This realization might not go over well with the well-populated The NBA Was Wicked Better In The ’80s crowd, of which I am a lapsed member. But it’s the truth — ball don’t lie, as Rasheed Wallace once said, and neither does basketball-reference.com — and it probably should have been recognized as such awhile ago.
LeBron James is a bigger Celtics rival and nemesis than Magic Johnson ever was. And it’s not especially close.
The only argument on Magic’s behalf is fundamentally based on nostalgia and sentiment, for the days when the biggest games aired on CBS and Tommy Heinsohn had to pretend to be impartial.
Those were the best of times for many basketball fans. We regard the epic Larry Bird vs. Magic showdowns reverentially. But that phase of the Celtics-Lakers rivalry wasn’t an especially long-running show. The franchises combined for eight of the nine titles from 1980-89, but they collided themselves in the Finals just three times – in 1984, ’85, and ’87. The Celtics won two of their three titles against the Rockets, while the Lakers won two of their five against the Sixers and another versus the Pistons.
In his entire career, Johnson played just 39 games against the Celtics — 20 in the regular season, and 19 in the Finals. James has played 78 games against the Celtics, practically a full season — 46 regular-season matchups (in which he’s averaged 29.6 points per game, his highest against any opponent) and another 32 in the postseason.

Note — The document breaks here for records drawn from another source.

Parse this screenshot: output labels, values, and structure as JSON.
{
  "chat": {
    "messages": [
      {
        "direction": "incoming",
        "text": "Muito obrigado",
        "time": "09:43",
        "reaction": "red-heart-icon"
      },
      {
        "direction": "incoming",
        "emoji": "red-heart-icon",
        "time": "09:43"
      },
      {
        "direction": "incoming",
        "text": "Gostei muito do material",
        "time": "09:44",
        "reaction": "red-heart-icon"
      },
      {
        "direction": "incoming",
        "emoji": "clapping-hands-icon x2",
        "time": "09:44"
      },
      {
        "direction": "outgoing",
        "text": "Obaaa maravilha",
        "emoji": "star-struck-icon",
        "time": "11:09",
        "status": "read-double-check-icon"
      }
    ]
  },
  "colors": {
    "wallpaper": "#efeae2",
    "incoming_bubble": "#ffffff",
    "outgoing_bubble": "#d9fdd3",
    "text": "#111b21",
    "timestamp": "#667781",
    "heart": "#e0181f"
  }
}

James took plenty of grief earlier in his career for his perceived playoff failings against the Celtics, but much of it isn’t fair. In the Celtics’ 2007-08 championship season, they defeated the Cavs in seven games in the Eastern Conference semifinals, their first postseason showdown with James.

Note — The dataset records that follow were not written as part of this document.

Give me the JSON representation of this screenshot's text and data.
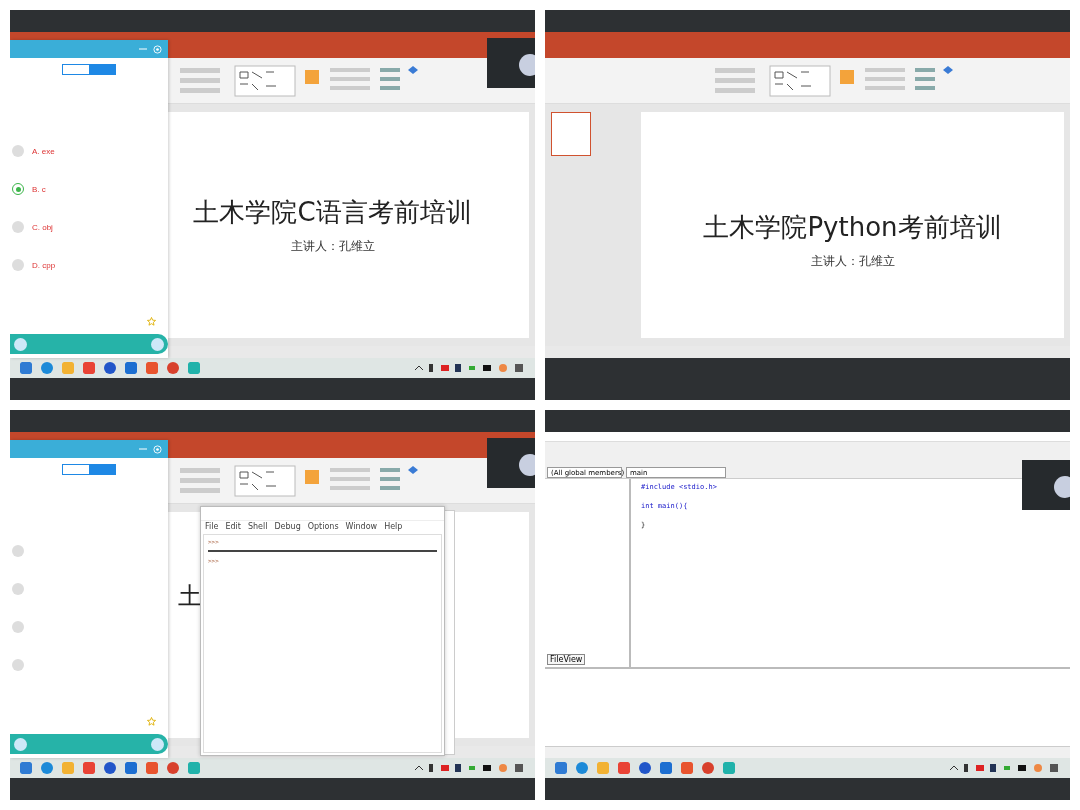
{
  "screens": [
    {
      "kind": "slides_with_quiz",
      "slide": {
        "title": "土木学院C语言考前培训",
        "presenter": "主讲人：孔维立"
      },
      "quiz": {
        "options": [
          {
            "label": "A. exe",
            "selected": false
          },
          {
            "label": "B. c",
            "selected": true
          },
          {
            "label": "C. obj",
            "selected": false
          },
          {
            "label": "D. cpp",
            "selected": false
          }
        ]
      }
    },
    {
      "kind": "slides",
      "slide": {
        "title": "土木学院Python考前培训",
        "presenter": "主讲人：孔维立"
      }
    },
    {
      "kind": "slides_with_quiz_shell",
      "slide": {
        "title": "土"
      },
      "quiz": {
        "options": [
          {
            "selected": false
          },
          {
            "selected": false
          },
          {
            "selected": false
          },
          {
            "selected": false
          }
        ]
      },
      "shell": {
        "menu": [
          "File",
          "Edit",
          "Shell",
          "Debug",
          "Options",
          "Window",
          "Help"
        ],
        "prompts": [
          ">>>",
          ">>>"
        ]
      }
    },
    {
      "kind": "code_editor",
      "selectors": [
        "(All global members)",
        "main"
      ],
      "code": [
        "#include <stdio.h>",
        "int main(){",
        "}"
      ],
      "tab": "FileView"
    }
  ]
}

But it was no fault of LeBron’s. If anything, it was a tribute to his greatness. He scored 45 points in a 97-92 loss in Game 7 in which the Cavs’ other starters were Delonte West, Ben Wallace (yep, he played for Cleveland), Zydrunas Ilgauskas, and Wally Szczerbiak. Not exactly the Dream Team there.
It did seem the Celtics were in James’s head two years later when they ousted the Cavaliers in six games en route to the Finals. The Celtics pasted the Cavs, 120-88 in Game 5, then closed out the series with a 9-point win at TD Garden, James memorably ripping off his jersey as he left the parquet. A month later, there he was with Jim Gray, telling the world in an especially tone-deaf manner that he was taking his talents to South Beach.

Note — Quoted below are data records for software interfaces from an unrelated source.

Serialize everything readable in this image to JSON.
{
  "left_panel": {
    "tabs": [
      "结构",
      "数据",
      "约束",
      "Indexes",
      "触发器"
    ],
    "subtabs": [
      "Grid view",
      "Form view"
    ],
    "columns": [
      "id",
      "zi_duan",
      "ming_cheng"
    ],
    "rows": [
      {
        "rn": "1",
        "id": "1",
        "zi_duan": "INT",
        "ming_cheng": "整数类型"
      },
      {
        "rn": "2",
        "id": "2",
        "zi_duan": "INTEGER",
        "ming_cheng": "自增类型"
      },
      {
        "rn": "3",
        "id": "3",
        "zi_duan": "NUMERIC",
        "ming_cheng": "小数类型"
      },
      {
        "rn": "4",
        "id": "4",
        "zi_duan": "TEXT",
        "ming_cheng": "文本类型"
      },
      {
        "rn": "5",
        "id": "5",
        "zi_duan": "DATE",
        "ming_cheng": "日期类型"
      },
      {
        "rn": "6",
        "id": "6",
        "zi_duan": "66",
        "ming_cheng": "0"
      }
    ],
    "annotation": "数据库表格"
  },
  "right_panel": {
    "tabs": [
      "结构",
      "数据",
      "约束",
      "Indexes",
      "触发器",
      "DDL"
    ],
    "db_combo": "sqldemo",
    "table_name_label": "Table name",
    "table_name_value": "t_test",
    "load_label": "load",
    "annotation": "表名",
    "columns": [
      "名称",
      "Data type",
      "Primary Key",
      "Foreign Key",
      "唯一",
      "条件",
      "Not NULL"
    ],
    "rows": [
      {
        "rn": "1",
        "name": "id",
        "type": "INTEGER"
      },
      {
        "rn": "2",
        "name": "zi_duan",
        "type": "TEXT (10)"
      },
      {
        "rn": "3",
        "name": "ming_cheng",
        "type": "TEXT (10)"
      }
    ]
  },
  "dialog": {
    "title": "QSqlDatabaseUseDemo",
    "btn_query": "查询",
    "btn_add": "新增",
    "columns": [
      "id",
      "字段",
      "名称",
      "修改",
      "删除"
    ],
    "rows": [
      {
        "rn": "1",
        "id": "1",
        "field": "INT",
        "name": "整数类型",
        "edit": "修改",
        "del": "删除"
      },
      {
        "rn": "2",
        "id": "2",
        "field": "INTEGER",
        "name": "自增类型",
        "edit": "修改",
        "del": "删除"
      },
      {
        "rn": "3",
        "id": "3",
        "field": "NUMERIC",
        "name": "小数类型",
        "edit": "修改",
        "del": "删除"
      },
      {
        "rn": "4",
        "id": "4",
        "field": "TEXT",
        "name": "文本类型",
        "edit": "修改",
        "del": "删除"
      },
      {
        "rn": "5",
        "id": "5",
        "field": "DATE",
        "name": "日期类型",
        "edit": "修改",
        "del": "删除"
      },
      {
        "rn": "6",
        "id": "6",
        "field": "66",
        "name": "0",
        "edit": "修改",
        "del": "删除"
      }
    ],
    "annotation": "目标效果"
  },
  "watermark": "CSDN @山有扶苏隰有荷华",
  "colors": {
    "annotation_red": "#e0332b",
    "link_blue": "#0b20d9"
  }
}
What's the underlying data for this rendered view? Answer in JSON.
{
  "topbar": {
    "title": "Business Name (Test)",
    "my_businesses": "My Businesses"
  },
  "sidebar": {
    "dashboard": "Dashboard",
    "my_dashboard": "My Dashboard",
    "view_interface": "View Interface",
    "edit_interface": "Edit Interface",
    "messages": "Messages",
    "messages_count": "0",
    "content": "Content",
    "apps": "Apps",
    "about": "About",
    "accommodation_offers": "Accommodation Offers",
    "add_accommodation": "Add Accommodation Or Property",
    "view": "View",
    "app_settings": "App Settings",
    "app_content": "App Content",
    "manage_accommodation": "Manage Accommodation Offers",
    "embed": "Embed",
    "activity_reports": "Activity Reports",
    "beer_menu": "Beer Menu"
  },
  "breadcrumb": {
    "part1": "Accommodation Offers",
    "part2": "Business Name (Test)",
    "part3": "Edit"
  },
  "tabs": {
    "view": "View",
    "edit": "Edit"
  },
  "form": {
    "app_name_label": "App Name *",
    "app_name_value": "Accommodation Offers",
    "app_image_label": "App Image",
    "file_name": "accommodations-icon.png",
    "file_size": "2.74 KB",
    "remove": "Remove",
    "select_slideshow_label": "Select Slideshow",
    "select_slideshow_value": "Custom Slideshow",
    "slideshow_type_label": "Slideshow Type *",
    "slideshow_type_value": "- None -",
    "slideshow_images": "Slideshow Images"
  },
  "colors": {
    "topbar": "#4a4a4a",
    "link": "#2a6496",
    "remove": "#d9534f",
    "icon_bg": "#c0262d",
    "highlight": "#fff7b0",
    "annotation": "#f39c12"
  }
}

The Celtics drove him to form his own superteam.
Since then, LeBron-led teams have bounced the Celtics from the postseason three times without retaliation. In 2011, the Heat ousted the Celtics, who were starting the husk of Jermaine O’Neal at center, in five games. The next year, the Celtics held a 3-2 lead over the Heat with the Celtics returning to the Garden for Game 6. James delivered a tour de force performance, emphasis on force, scoring 45 points and grabbing 15 rebounds in a 98-79 win that many consider the turning point in his career. He scored 31 in the Heat’s Game 7 win .
Include the Cavaliers’ four-game sweep in 2015 in James’s Cleveland homecoming season, and the record shows that he’s 19-13 in his playoff career against the Celtics, including wins in 10 of the last 14. He’s been at least as successful as Johnson against the Celtics in a far larger sample size of games.
Johnson was 11-8 in the Finals against the Celtics, losing in seven games in 1984, then winning in six games in ’85 and ’87. His successes remain fresh and perhaps nostalgically frustrating in Celtics fans’ minds, such as his “junior, junior, junior” skyhook over the Celtics’ front line to win Game 4 of the ’87 Finals.
But he also wore the goat horns more often than history remembers. In ’84, he failed to get off a potentially tying shot off in Game 2, got the ball stolen by Robert Parish late in Game 4 (as well as clanging a pair of free throws), and turned it over to Dennis Johnson in the final minute of a Game 7 loss. Hard to fathom now, but Lakers fans stuck him with the nickname Tragic Johnson in the aftermath of his blunders.
It still eats at Celtics fans that Johnson won more titles than Bird (5-3). And viscerally it feels like those ’80s showdowns carried greater weight than these modern duels with LeBron. But he was not a greater nemesis to the Celtics than James is now — and Game 3’s odd 11-point output aside, James shows no signs of slowing down.
Of course, if sample size isn’t part of the equation, neither one of them was as much of a nuisance as peak Andrew Toney. But that’s a reminiscence for another day.